Mapping Water Uptake in Organic Coatings using AFM-IR

Professor Stuart Lyon of the University of Manchester, a Blue Scientific customer, has  published a paper about mapping water uptake in organic coatings using AFM-IR.

Water Uptake in Organic Coatings

Paints are commonly used to isolate metals from corrosive environments. The breakdown of protection offered by organic coatings over long periods of time is an important process in corrosion science. Corrosion initiation mechanisms caused by macroscopic defects have been thoroughly investigated, but the failure of seemingly intact organic coatings on steel is not fully understood. This deterioration is investigated by Professor Stuart Lyon in his paper “Mapping Water Uptake in Organic Coatings using AFM-IR”. Using the Anasys NanoIR2, AFM-IR analysis was used to establish whether water uptake was heterogeneous.

Have you published a paper related to one of our technologies? We’d love to hear from you!

 Bruker Anasys instruments

 Contact us on 01223 422 269 or



Organic coating breakdown

The proposed mechanism for breakdown of an intact organic coating in contact with electrolyte: formation of hydrophilic pathways and the subsequent generation of an ionic transport channel leading to a localised corrosion spot.

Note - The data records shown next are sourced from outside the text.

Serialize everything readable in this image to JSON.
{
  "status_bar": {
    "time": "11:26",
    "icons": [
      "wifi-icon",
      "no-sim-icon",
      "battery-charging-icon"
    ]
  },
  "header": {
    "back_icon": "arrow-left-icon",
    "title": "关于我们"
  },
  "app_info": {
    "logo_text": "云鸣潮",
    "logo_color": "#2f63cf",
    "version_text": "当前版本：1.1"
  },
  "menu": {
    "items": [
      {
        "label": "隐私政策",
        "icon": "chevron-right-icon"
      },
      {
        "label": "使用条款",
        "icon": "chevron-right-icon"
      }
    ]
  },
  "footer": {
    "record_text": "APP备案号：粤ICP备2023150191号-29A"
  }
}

The long-term failure of seemingly intact corrosion resistant organic coatings is thought to occur via the development of ionic transport channels, which spontaneously evolve from hydrophilic regions on immersion, i.e., as a result of localised water uptake. To this end, we investigate water uptake characteristics for industrial epoxy–phenolic can coatings after immersion in deionised water and drying. Moisture sorption and the changing nature of polymer-water interactions are assessed using FTIR for dry and pre-soaked films. More water is found to be absorbed by the pre-soaked coatings on exposure to a humid environment, with a greater degree of hydrogen-bonding between the polymer and water. Furthermore, morphological changes are then correlated to localised water uptake using the AFM-IR technique. Nanoscale softened regions develop on soaking, and these are found to absorb a greater proportion of water from a humid environment.

Read the full paper on the RSC Publishing portfolio.

AFM-IR of water uptake in organic coatings

2 μm  2 μm AFM-IR maps of the epoxy–phenolic coating after 7 days immersion (a) height and (b) corresponding AFM-IR frequency map gathered under raised humidity at 2964 cm-1 illumination; (c) IR ratio image generated from IR amplitude maps at 3420 cm-1 under 60% RH/30% RH and (d) IR ratio image generated from IR amplitude maps at 3296 cm-1 under RH 60%/30% RH. Circled regions are presented as a guide to the eye.

About Professor Stuart Lyon

Professor Stuart LyonProfessor Stuart Lyon studied  metallurgy and materials science at Cambridge University, followed by a PhD in solid-state electrochemistry. After a short spell in industry he joined the Corrosion and Protection Centre at the former UMIST. His research interests include a variety of corrosion science and engineering topics, including corrosion protection and control. He has published around 150 papers and articles, and has a DSc degree for research in atmospheric corrosion.

Stuart Lyon is a  former President of the Institute of Corrosion (ICorr) and is currently Managing Director of Correx Ltd, the trading subsidiary of ICorr. He is on the Corrosion Committee of the Institute of Materials Minerals and Mining (IoMMM) and is Editor-in-Chief of Corrosion Science Engineering and Technology, a publication of IoMMM. He is also a member of the Board of Administrators of the European Federation of Corrosion and the World Corrosion Organisation.

Bruker Analysis NanoIR3

AFM-IR with the NanoIR2 

The Anasys nanoIR2 is a nanoscale AFM-IR infrared spectrometer, for rich nanoscale IR spectra from a broad range of real world samples.

  • AFM-IR for soft materials, including organics, polymers, composites and life sciences
  • True, model-free spectroscopic chemical analysis with AFM-IR – not ambiguous material mapping
  • Powerful, full-featured AFM with standard imaging modes

AFM-IR overcomes the limitations of existing AFM-based imaging modes that provide ambiguous material contrast. Instead, AFM-IR delivers true chemical identification. AFM-IR absorption spectra are direct measurements of sample absorption, independent of the other complex optical properties of the tip and sample. As such, AFM-IR spectra correlate very well to conventional bulk IR spectra. Highly accurate peak positions enable detailed analysis of band shapes, subtle peak shifts, secondary structure, orientation effects and more. AFM-IR spectra are easily exported to third party chemical libraries (e.g., Bio-RAD’s KnowItAll®) for rapid analysis and identification of unknown chemical components.

Blue Scientific is the official Nordic distributor for Bruker Anasys – contact us with your questions or to arrange a demonstration.

 Bruker Anasys instruments

 Contact us on +44 (0)1223 422 269 or